Chief of the Army Staff General V.K. Singh's charge that he was offered a bribe of Rs.14 crore for purchasing sub-standard trucks has sparked a crisis that threatens to escalate into a frontal confrontation between the military brass, the Ministry of Defence's civilian bureaucrats and the political leadership.
In an exclusive interview published in The Hindu on Monday, Gen. Singh said he was offered the bribe to clear a file pertaining to the purchase of a tranche of 600 vehicles. The Army Chief said he had informed Defence Minister A.K. Antony of the overture, allegedly made by a retired officer who now works as a lobbyist.
Even as the Ministry ordered a CBI probe into the allegation, both Houses of Parliament were adjourned minutes after the proceedings began, as vociferous Opposition members waved copies of The Hindu and demanded a statement from the government.
Mr. Antony told journalists that Gen. Singh had made a “serious allegation.” “I have taken action,” he said, before wading through a swarm of television cameras and correspondents to reach his car. He did not, however, give a clear answer as to whether Gen. Singh had in fact informed him of the bribe offer, and if the information was given in writing.
Though political and military officials were reluctant to comment on record, both sides privately traded allegations. Gen. Singh's supporters said he had, by informing Mr. Antony, complied with Section 317 of the Defence Services Regulations of 1986, which make it “the duty of every officer to bring to the notice of his superior, and if the superior is involved, then to the next superior officer, all cases of dishonesty.”
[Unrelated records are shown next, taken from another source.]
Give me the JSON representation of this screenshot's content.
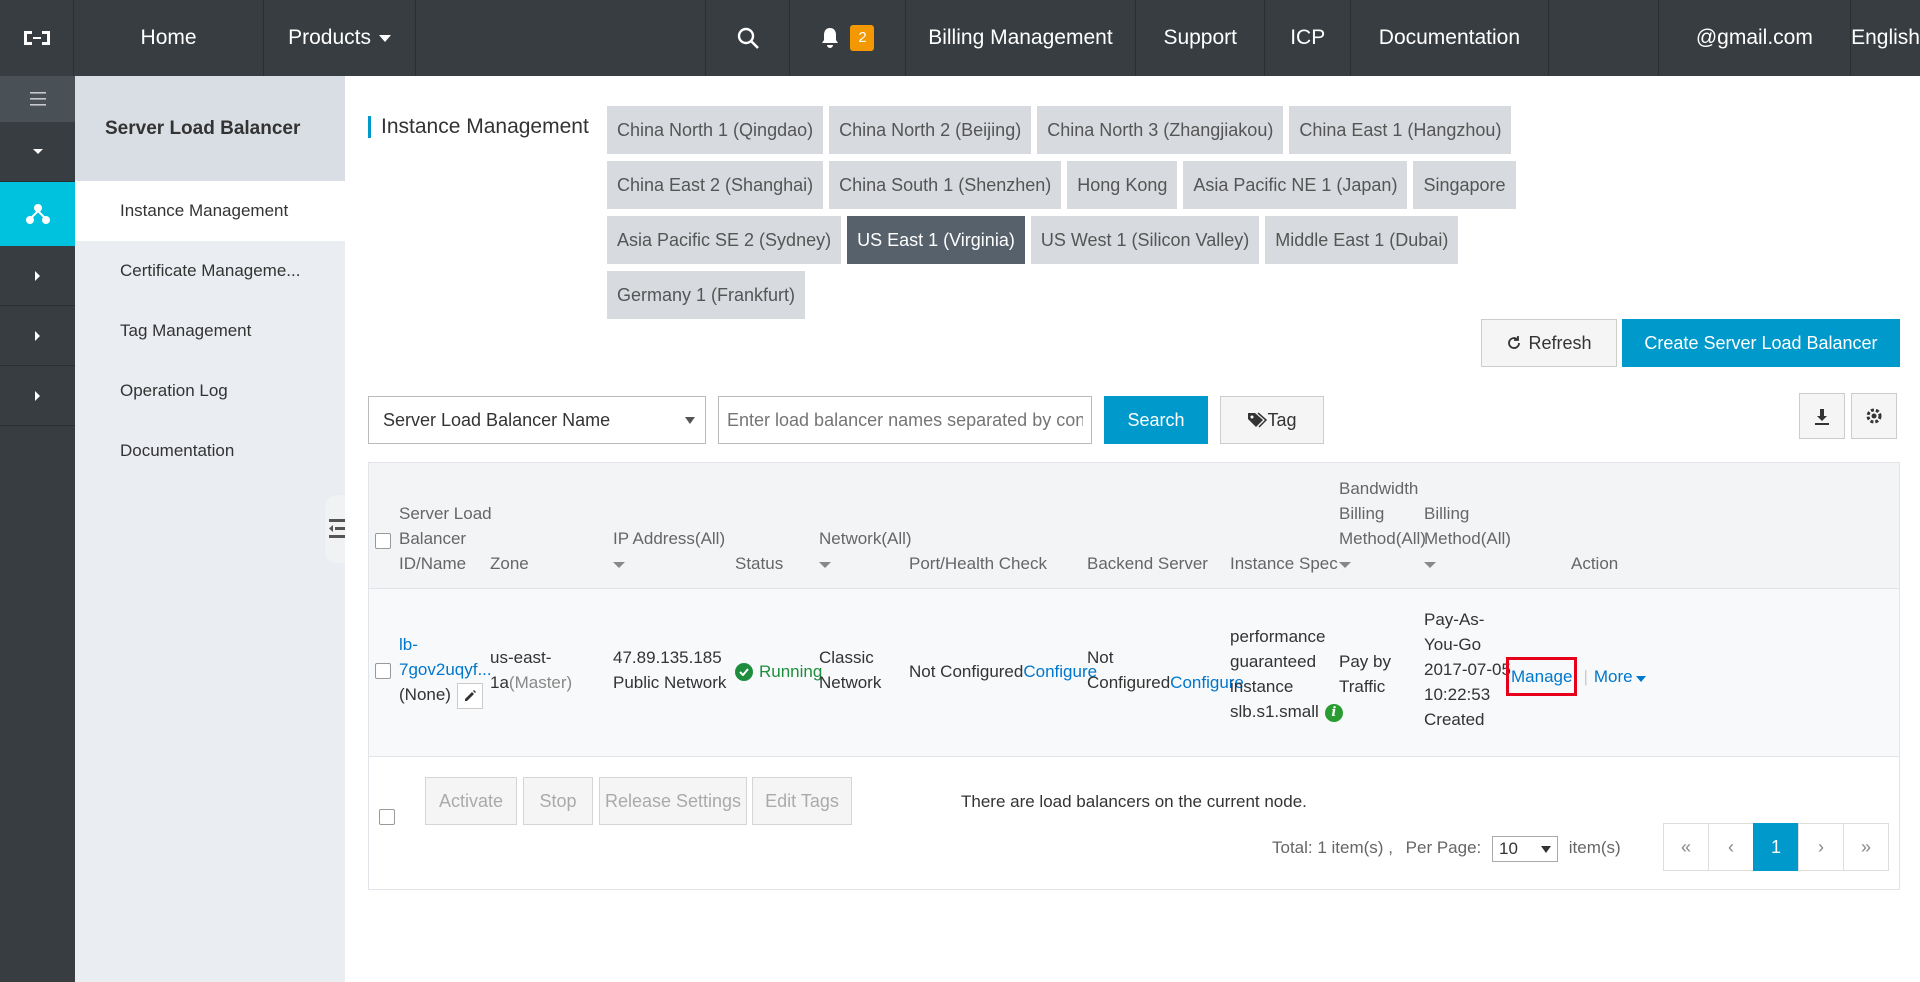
{
  "topnav": {
    "home": "Home",
    "products": "Products",
    "notification_count": "2",
    "billing": "Billing Management",
    "support": "Support",
    "icp": "ICP",
    "documentation": "Documentation",
    "account": "@gmail.com",
    "language": "English"
  },
  "sidebar": {
    "title": "Server Load Balancer",
    "items": [
      {
        "label": "Instance Management"
      },
      {
        "label": "Certificate Manageme..."
      },
      {
        "label": "Tag Management"
      },
      {
        "label": "Operation Log"
      },
      {
        "label": "Documentation"
      }
    ]
  },
  "main": {
    "title": "Instance Management",
    "regions": [
      {
        "label": "China North 1 (Qingdao)"
      },
      {
        "label": "China North 2 (Beijing)"
      },
      {
        "label": "China North 3 (Zhangjiakou)"
      },
      {
        "label": "China East 1 (Hangzhou)"
      },
      {
        "label": "China East 2 (Shanghai)"
      },
      {
        "label": "China South 1 (Shenzhen)"
      },
      {
        "label": "Hong Kong"
      },
      {
        "label": "Asia Pacific NE 1 (Japan)"
      },
      {
        "label": "Singapore"
      },
      {
        "label": "Asia Pacific SE 2 (Sydney)"
      },
      {
        "label": "US East 1 (Virginia)",
        "selected": true
      },
      {
        "label": "US West 1 (Silicon Valley)"
      },
      {
        "label": "Middle East 1 (Dubai)"
      },
      {
        "label": "Germany 1 (Frankfurt)"
      }
    ],
    "refresh_label": "Refresh",
    "create_label": "Create Server Load Balancer"
  },
  "filter": {
    "field_selected": "Server Load Balancer Name",
    "search_placeholder": "Enter load balancer names separated by con",
    "search_label": "Search",
    "tag_label": "Tag"
  },
  "table": {
    "headers": {
      "id_line1": "Server Load",
      "id_line2": "Balancer",
      "id_line3": "ID/Name",
      "zone": "Zone",
      "ip": "IP Address(All)",
      "status": "Status",
      "network": "Network(All)",
      "port": "Port/Health Check",
      "backend": "Backend Server",
      "spec": "Instance Spec",
      "bw_line1": "Bandwidth",
      "bw_line2": "Billing",
      "bw_line3": "Method(All)",
      "bill_line1": "Billing",
      "bill_line2": "Method(All)",
      "action": "Action"
    },
    "rows": [
      {
        "id_line1": "lb-",
        "id_line2": "7gov2uqyf...",
        "name": "(None)",
        "zone_line1": "us-east-",
        "zone_line2": "1a",
        "zone_suffix": "(Master)",
        "ip": "47.89.135.185",
        "ip_type": "Public Network",
        "status": "Running",
        "network_line1": "Classic",
        "network_line2": "Network",
        "port_text": "Not Configured",
        "port_link": "Configure",
        "backend_line1": "Not",
        "backend_text": "Configured",
        "backend_link": "Configure",
        "spec_line1": "performance",
        "spec_line2": "guaranteed",
        "spec_line3": "instance",
        "spec_line4": "slb.s1.small",
        "bw_line1": "Pay by",
        "bw_line2": "Traffic",
        "bill_line1": "Pay-As-",
        "bill_line2": "You-Go",
        "bill_date": "2017-07-05",
        "bill_time": "10:22:53",
        "bill_created": "Created",
        "manage": "Manage",
        "more": "More"
      }
    ]
  },
  "footer": {
    "activate": "Activate",
    "stop": "Stop",
    "release": "Release Settings",
    "edit_tags": "Edit Tags",
    "node_message": "There are load balancers on the current node.",
    "total": "Total: 1 item(s) ,",
    "per_page_label": "Per Page:",
    "per_page_value": "10",
    "items_suffix": "item(s)",
    "pager": [
      "«",
      "‹",
      "1",
      "›",
      "»"
    ],
    "current_page": "1"
  },
  "colors": {
    "topbar": "#373d41",
    "accent": "#0099cc",
    "active_sidebar_icon": "#00c1de",
    "selected_region": "#56616b",
    "badge": "#f39800",
    "running": "#1e8e3e",
    "highlight_box": "#e6001a"
  },
  "icons": [
    "aliyun-logo-icon",
    "search-icon",
    "bell-icon",
    "menu-icon",
    "load-balancer-icon",
    "refresh-icon",
    "tag-icon",
    "export-icon",
    "gear-icon",
    "edit-icon",
    "info-icon",
    "check-circle-icon"
  ]
}
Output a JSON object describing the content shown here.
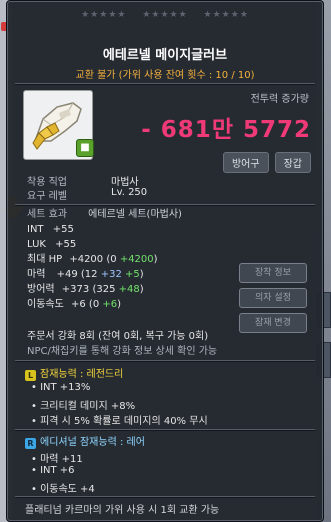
{
  "stars": [
    "★★★★★",
    "★★★★★",
    "★★★★★"
  ],
  "item": {
    "name": "에테르넬 메이지글러브",
    "trade_note": "교환 불가 (가위 사용 잔여 횟수 : 10 / 10)"
  },
  "power": {
    "label": "전투력 증가량",
    "value": "- 681만 5772"
  },
  "tags": [
    "방어구",
    "장갑"
  ],
  "requirements": [
    {
      "label": "착용 직업",
      "value": "마법사"
    },
    {
      "label": "요구 레벨",
      "value": "Lv. 250"
    }
  ],
  "set_effect": {
    "label": "세트 효과",
    "value": "에테르넬 세트(마법사)"
  },
  "stats": [
    {
      "name": "INT",
      "value": "+55"
    },
    {
      "name": "LUK",
      "value": "+55"
    }
  ],
  "hp": {
    "name": "최대 HP",
    "total": "+4200",
    "base": "0",
    "bonus": "+4200"
  },
  "magic": {
    "name": "마력",
    "total": "+49",
    "base": "12",
    "add": "+32",
    "star": "+5"
  },
  "defense": {
    "name": "방어력",
    "total": "+373",
    "base": "325",
    "star": "+48"
  },
  "speed": {
    "name": "이동속도",
    "total": "+6",
    "base": "0",
    "star": "+6"
  },
  "side_buttons": [
    "장착 정보",
    "의자 설정",
    "잠재 변경"
  ],
  "scroll_info": "주문서 강화 8회 (잔여 0회, 복구 가능 0회)",
  "npc_note": "NPC/채집키를 통해 강화 정보 상세 확인 가능",
  "potential": {
    "icon": "L",
    "title": "잠재능력 : 레전드리",
    "lines": [
      "INT +13%",
      "크리티컬 데미지 +8%",
      "피격 시 5% 확률로 데미지의 40% 무시"
    ]
  },
  "additional": {
    "icon": "R",
    "title": "에디셔널 잠재능력 : 레어",
    "lines": [
      "마력 +11",
      "INT +6",
      "이동속도 +4"
    ]
  },
  "karma": "플래티넘 카르마의 가위 사용 시 1회 교환 가능",
  "colors": {
    "power": "#f03a78",
    "trade": "#f5b13d",
    "legendary": "#f4d53a",
    "rare": "#8fd6ff",
    "bonus_green": "#72e36a",
    "bonus_blue": "#9fc7ff"
  }
}
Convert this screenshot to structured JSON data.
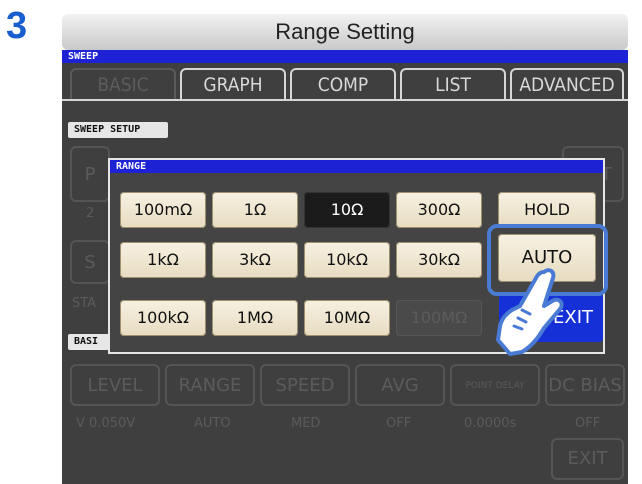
{
  "step_number": "3",
  "instruction_title": "Range Setting",
  "sweep_label": "SWEEP",
  "tabs": [
    {
      "label": "BASIC",
      "state": "dim"
    },
    {
      "label": "GRAPH",
      "state": "normal"
    },
    {
      "label": "COMP",
      "state": "normal"
    },
    {
      "label": "LIST",
      "state": "normal"
    },
    {
      "label": "ADVANCED",
      "state": "normal"
    }
  ],
  "sweep_setup_label": "SWEEP SETUP",
  "basic_section_label": "BASI",
  "bottom_params": [
    {
      "label": "LEVEL",
      "value": "V 0.050V"
    },
    {
      "label": "RANGE",
      "value": "AUTO"
    },
    {
      "label": "SPEED",
      "value": "MED"
    },
    {
      "label": "AVG",
      "value": "OFF"
    },
    {
      "label": "POINT DELAY",
      "value": "0.0000s"
    },
    {
      "label": "DC BIAS",
      "value": "OFF"
    }
  ],
  "background_exit_label": "EXIT",
  "background_partial": {
    "p": "P",
    "ent": "ENT",
    "two": "2",
    "s": "S",
    "sta": "STA"
  },
  "range_dialog": {
    "title": "RANGE",
    "rows": [
      [
        "100mΩ",
        "1Ω",
        "10Ω",
        "300Ω",
        "HOLD"
      ],
      [
        "1kΩ",
        "3kΩ",
        "10kΩ",
        "30kΩ",
        "AUTO"
      ],
      [
        "100kΩ",
        "1MΩ",
        "10MΩ",
        "100MΩ",
        "EXIT"
      ]
    ],
    "selected": "10Ω",
    "disabled": "100MΩ",
    "highlighted": "AUTO"
  },
  "colors": {
    "accent_blue": "#1d22d4",
    "highlight_ring": "#4a7bd4",
    "button_face": "#efe7d0",
    "exit_button": "#1530d6"
  }
}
Mr. Antony's aides, however, said it was incumbent on Gen. Singh to explain why he had not acted in the year-and-half since the offer was made, by either ordering an inquiry into the affair or seeking the blacklisting of the firm.
Significantly, the Army, in a statement on March 6, accused Lieutenant-General (retd.) Tejinder Singh of offering a bribe on behalf of a company that supplies trucks. Issued in the context of separate allegations related to the alleged bugging of Mr. Antony's office, the release did not state to whom the bribe offer was made and whether action was taken.
Though the Army Chief did not name the firm involved in the bribery charge, government sources say he was referring to Tatra all-weather trucks that have been in service since 1986.
Rashmi Verma, Joint Secretary in charge of land systems in the Department of Defence Production, said the trucks were being produced by the public-sector giant Bharat Earth Movers Limited (BEML) under licence from Czech firm Omnipol. In 1997, BEML signed a contract with British firm Sispox for indigenisation of the trucks. “We have never received complaints about the quality of Tatra trucks.”
Opposition parties demanded that the Prime Minister and Mr. Antony come out with all information. Charging the Defence Minister with “inaction and indecision,” the Bharatiya Janata Party said Mr. Antony's style of functioning was a reflection of the sorry state of affairs of the United Progressive Alliance government.